It is not just capital which can be footloose: in an increasingly globalized world, labour is, too. The UN recently suggested that the world’s migrants total 191 million, the majority of whom are migrant workers and dependants. As is well known, migrant workers are particularly at risk of facing poor employment conditions and exploitation at work; in some circumstances, the presence of unorganized migrant workers in a country’s workforce can also put downward pressures on the conditions enjoyed by domestic workers. Two particularly interesting essays in this collection report on initiatives by trade unions to tackle these challenges. Ann-Marie Lorde, who has played a key role in a recent project on the migration of women in the health sector coordinated by the public sector GUF Public Services International, explores the opportunities for a combined trade union approach to intra-regional migration within the Caribbean area through the work of the Caribbean Public Sector Unions (CPSU). Jane Hardy and Nick Clark report on the work being undertaken in the United Kingdom and Poland to organize the very large number of (primarily young) Polish migrant workers who have recently moved to Britain. Initiatives include the seconding of a worker from the Polish union federation Solidarity to the British Trades Union Congress, to work to organize Polish migrants into British unions. The writers report too on complementary efforts by Polish unions to advise would-be Polish migrants of their rights abroad. Whilst collaborations like this are at an early stage, the experience to date has clearly been positive. “The possibility of mutual recognition of union cards may enhance the attraction of union membership to a mobile workforce,” the writers also suggest.

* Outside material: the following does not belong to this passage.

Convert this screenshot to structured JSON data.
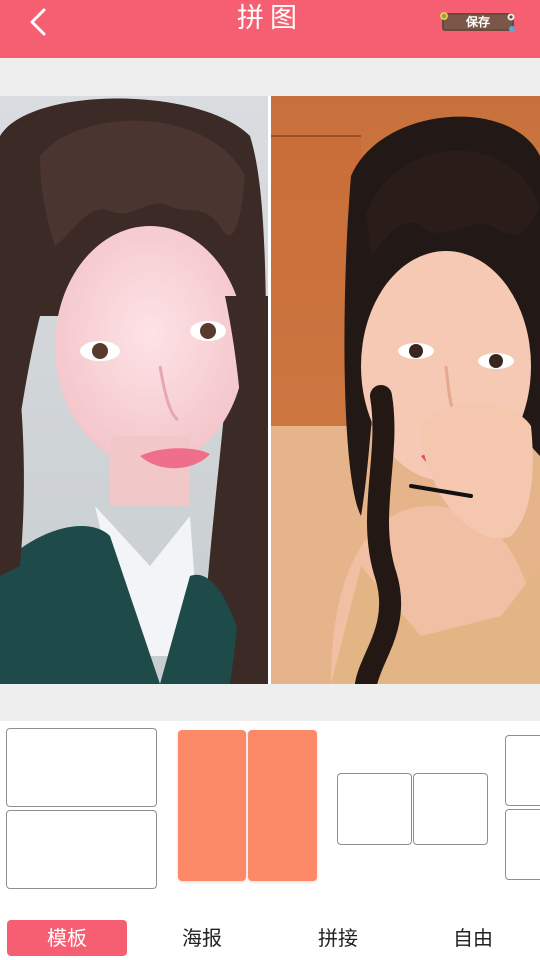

If the need for greater transnational collaboration by unions is one message from this book, another recurring theme is the need for unions to reach out to make partnerships with other organizations, especially NGOs. As Mary Margaret Fonow and Suzanne Franzway point out, “There has been a proliferation of political spaces where the interests of labour overlap with other movements and with advocacy organizations concerned with labour rights and development.” Their own perspective is a feminist one, which sees a strong need for unions to tackle globalization by developing structures and ways of working which empower women workers and union members: “Those concerned with the renewal of the labour movement must come to terms with the fundamental way that gender structures neo-liberal globalization, labour markets and free trade agreements. We argue for gender analysis because sexual politics is integral to trade unions, globalization and efforts to challenge the neo-liberal agenda,” they maintain.
The value of alliance building by unions with other organizations is one clear proposal from this book. Another message stressed by almost all the authors is the relevance of the ILO and of labour standards in achieving a form of globalization based on fairness and equity. As Verena Schmidt suggests, the ILO’s role in this respect can be traced right back to its founding principles in 1919, and certainly to its call in 1944 to avoid labour being treated as a commodity. International labour standards will be an important campaign tool, she suggests, to improve working conditions in a globalizing world economy.